That said, someone who has, for a long time, been an incredibly insightful source of inspiration as well as a fountain of writing knowledge, is the writer James Cary.

Mr Cary co-created the BBC 3 sitcom Bluestone 42, as well as creating the Radio 4 shows Hut 33 and Think the Unthinkable. Not only that, but he had a hand in a great many popular TV sitcoms; from Miranda and My Family to My Hero. Basically, all the ‘M’ ones.

He also does a passable St Paul impression by finding the time to write an incredibly insightful sitcom writing blog – Sitcom Geek. I urge you to check it out, if you haven’t already. It’s full of useful tips and tricks, narrowing in on characters, plots, scripts, pitches; basically all the things I’m no where near starting.

For anyone remotely interested in the mechanics of sitcom and how they work across British and American comedy, both single camera and studio-based, James is a man in the know.

He’s also written a sitcom writing book, based on his excellent blog. You can buy it here. Unlike most writing books, this is written by someone who’s written more than just writing books. Which makes a change. I can’t claim to have read it yet, it’s on my list after ‘getting this sitcom started’ but I promise you, it will be worth every penny.

And not only that, Mr ‘I Can Find The Time To Do Everything’ has just started his own podcast. Alongside Dave Cohen, someone else who’s no stranger to competing scripts and dabbling in other things as well; they have created the Sitcom Geeks podcast. An every-other-weekly show looking at the dynamics involved in bringing your script from half-arsed idea (that’s me) to fully finished project. The first two episodes are up on – mentions the rival’s name quietly – The British Comedy Guide’s website, and are well worth a listen.

I honestly can’t recommend James (and David’s) advice more.

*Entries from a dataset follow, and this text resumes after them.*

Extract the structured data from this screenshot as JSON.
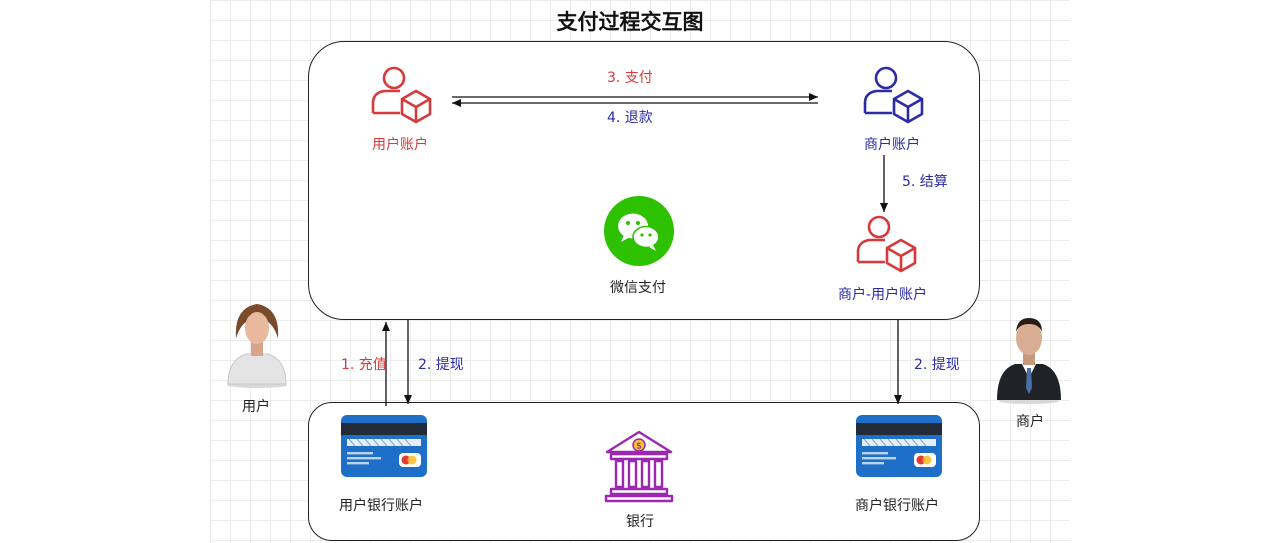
{
  "title": "支付过程交互图",
  "nodes": {
    "user_account": "用户账户",
    "merchant_account": "商户账户",
    "merchant_user_account": "商户-用户账户",
    "wechat_pay": "微信支付",
    "user_bank_account": "用户银行账户",
    "merchant_bank_account": "商户银行账户",
    "bank": "银行",
    "user": "用户",
    "merchant": "商户"
  },
  "edges": {
    "pay": "3. 支付",
    "refund": "4. 退款",
    "settle": "5. 结算",
    "recharge": "1. 充值",
    "withdraw_user": "2. 提现",
    "withdraw_merchant": "2. 提现"
  },
  "colors": {
    "red": "#d63a3a",
    "blue": "#2b2ba8",
    "wechat_green": "#2dc100",
    "bank_purple": "#9c27b0",
    "card_blue": "#1e6fc8"
  }
}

Whether it helps you crack some of those thornier issues surrounding scripts, or simply unlocks your writer’s block; it’s clear, concise advice given with good humour by somebody who knows how hard writing can be.

And trust me, I’m no St. Paul. It’s hard.